Men who want to flirt with women have to realize: Women live in a state of continual vigilance about sexual safety. It’s like having a mild case of hay fever that never goes away. It’s not debilitating. You’re not weak. You’re not afraid. You just suck it up and get on with your life. It’s nothing that’s going to stop you from making discoveries, or climbing mountains, or falling in love. Sometimes you can almost forget about it. It doesn’t mean it’s not there, subtly sucking your energy. You learn to avoid situations that make it worse and seek out conditions that make it better.
If a female stranger is wary around you, it is not because she suspects you are a rapist, or that all men are rapists. It’s because a general level of circumspection is what vigilance requires. Don’t take it personally.
If this frustrates you, try to remember that women are blamed for lapsed vigilance. If a woman does get raped, everyone rushes to see where she let her guard down. Was she drinking? Was she alone? Was she wearing a short skirt? Did she go to a strange man’s room for coffee at 4am?
A woman must be seen to be vigilant as well as be vigilant. If she is deemed insufficiently vigilant, she will be at least partly blamed for any sexual violence that befalls her. If she’s regarded as downright reckless, that “evidence” can be used to completely exonerate her rapist. If it comes down to a he said/she said dispute over whether sex was consensual, as so many rape cases do, the dispute becomes a referendum on whether the woman seems like the sort of reckless person who would have sex with a stranger.
If a woman does go back to a strange man’s hotel room at 4am, even if she only wants a coffee and conversation, she’s more or less given him the power to rape her. No jury is going to believe she went up there for anything but sex. So, don’t be surprised if a stranger reacts badly to that suggestion.
Attention, Space Cadets: Do Not Proposition Women in the Elevator
I wish I didn’t need to reblog stuff like this. I wish people *got it*. But judging from the ridiculous response to these posts, stuff like this clearly still needs to be repeated.
Omg. This. This is so true. I hate that this is even still the way it is in this country, but for some reason, it’s still okay for boys to be boys and women getting blamed for what happens to them.
Galactic President Superstar McAwesomeville: When you are a girl
and you’re drunk, you’re a target. When you’re you’re friendly, you’re flirting. When you smile, you’re encouraging a guy. When you dance, you’re sending out signals. When you wear a short skirt, the only reason is that you’re signalling your availability. When you let a guy buy…

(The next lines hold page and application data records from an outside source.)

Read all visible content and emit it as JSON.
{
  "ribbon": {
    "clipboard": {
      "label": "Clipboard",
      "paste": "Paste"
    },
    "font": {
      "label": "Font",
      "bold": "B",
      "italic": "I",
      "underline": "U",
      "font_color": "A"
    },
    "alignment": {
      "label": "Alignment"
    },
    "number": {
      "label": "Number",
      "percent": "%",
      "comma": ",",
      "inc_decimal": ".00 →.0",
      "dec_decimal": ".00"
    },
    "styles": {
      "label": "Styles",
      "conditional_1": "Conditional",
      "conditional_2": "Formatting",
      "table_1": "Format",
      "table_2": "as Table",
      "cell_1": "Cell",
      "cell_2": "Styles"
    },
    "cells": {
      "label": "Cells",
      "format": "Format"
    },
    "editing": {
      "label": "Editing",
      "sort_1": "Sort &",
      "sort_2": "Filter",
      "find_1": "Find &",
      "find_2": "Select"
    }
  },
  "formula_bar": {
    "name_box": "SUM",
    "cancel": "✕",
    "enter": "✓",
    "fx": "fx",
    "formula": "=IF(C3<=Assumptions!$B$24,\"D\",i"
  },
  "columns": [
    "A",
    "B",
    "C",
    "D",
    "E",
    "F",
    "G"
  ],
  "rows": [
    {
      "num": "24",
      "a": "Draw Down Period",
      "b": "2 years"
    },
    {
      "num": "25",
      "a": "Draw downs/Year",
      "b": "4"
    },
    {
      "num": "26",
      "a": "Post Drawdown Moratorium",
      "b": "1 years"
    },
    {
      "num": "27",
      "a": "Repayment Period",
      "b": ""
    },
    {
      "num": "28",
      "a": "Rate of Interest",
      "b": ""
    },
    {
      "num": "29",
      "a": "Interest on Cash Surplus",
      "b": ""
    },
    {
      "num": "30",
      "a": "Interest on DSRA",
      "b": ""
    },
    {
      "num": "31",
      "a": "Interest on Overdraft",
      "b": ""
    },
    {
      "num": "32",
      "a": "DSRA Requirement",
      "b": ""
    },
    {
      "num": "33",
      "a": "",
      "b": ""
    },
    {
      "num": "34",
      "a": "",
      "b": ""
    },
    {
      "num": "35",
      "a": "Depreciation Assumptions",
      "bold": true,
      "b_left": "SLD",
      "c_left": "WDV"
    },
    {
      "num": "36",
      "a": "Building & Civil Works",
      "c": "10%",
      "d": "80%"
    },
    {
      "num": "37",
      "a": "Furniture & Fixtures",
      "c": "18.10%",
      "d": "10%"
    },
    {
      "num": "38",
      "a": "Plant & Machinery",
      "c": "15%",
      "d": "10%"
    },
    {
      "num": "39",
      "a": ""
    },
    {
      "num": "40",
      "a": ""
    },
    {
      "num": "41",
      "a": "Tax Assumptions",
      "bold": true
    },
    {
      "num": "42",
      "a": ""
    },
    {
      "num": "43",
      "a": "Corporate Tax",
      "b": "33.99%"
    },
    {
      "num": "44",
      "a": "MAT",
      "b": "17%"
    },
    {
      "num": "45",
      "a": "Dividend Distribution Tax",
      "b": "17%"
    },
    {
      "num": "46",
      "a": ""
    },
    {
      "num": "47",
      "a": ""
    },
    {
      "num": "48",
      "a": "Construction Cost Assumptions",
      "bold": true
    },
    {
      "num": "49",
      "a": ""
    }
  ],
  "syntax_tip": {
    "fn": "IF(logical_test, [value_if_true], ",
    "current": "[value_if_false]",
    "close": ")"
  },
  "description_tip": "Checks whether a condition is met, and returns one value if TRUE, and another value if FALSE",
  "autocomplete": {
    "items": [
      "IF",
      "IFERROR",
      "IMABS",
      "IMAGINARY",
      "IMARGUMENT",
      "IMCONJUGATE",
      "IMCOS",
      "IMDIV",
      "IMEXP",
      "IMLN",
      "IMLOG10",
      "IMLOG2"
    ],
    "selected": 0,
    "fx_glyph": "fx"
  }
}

This is quite untrue for quite a few guys. Just so you know, we’re not all assholes.
It’s not about whether it’s true for all guys or not though. I’m well aware that there are decent guys out there. The existence of some good guys doesn’t negate the fact that this is my experience, as a girl. It’s not an “all guys are like this” post. It’s a “this is how society works and makes me feel” post. I am actually not talking about guys here.
and you’re drunk, you’re a target. When you’re you’re friendly, you’re flirting. When you smile, you’re encouraging a guy. When you dance, you’re sending out signals. When you wear a short skirt, the only reason is that you’re signalling your availability. When you let a guy buy you a drink, you’re leading the guy on. When you let a guy buy you a couple of drinks, you’re made to feel like you owe him something. When you kiss a guy, you’re signing a contract. And then if you don’t want to sleep with them, guys look at you like, how dare you change your mind? Weren’t you so up for it before? You made me think you were up for it, what’s wrong with you? Why are you dressed like that if you’re not looking for sex? Why would you get that drunk if you didn’t want someone to take advantage? You’re kind of asking for it, you know, you’re in a club. Look at the way you were dancing.
But you know what? When you say no firmly without a smile or a giggle or a softening excuse, you’re a bitch, you’re frigid, you’re cold, you’re ugly anyway, you’re fat anyway, they didn’t really want you, you can fuck off, you uptight cunt.
So how do we win? If we’re nice, we’re leading a guy on, we’re asking for it; if we’re not nice, we risk outright aggression.
I’m a girl. It doesn’t mean I owe you anything.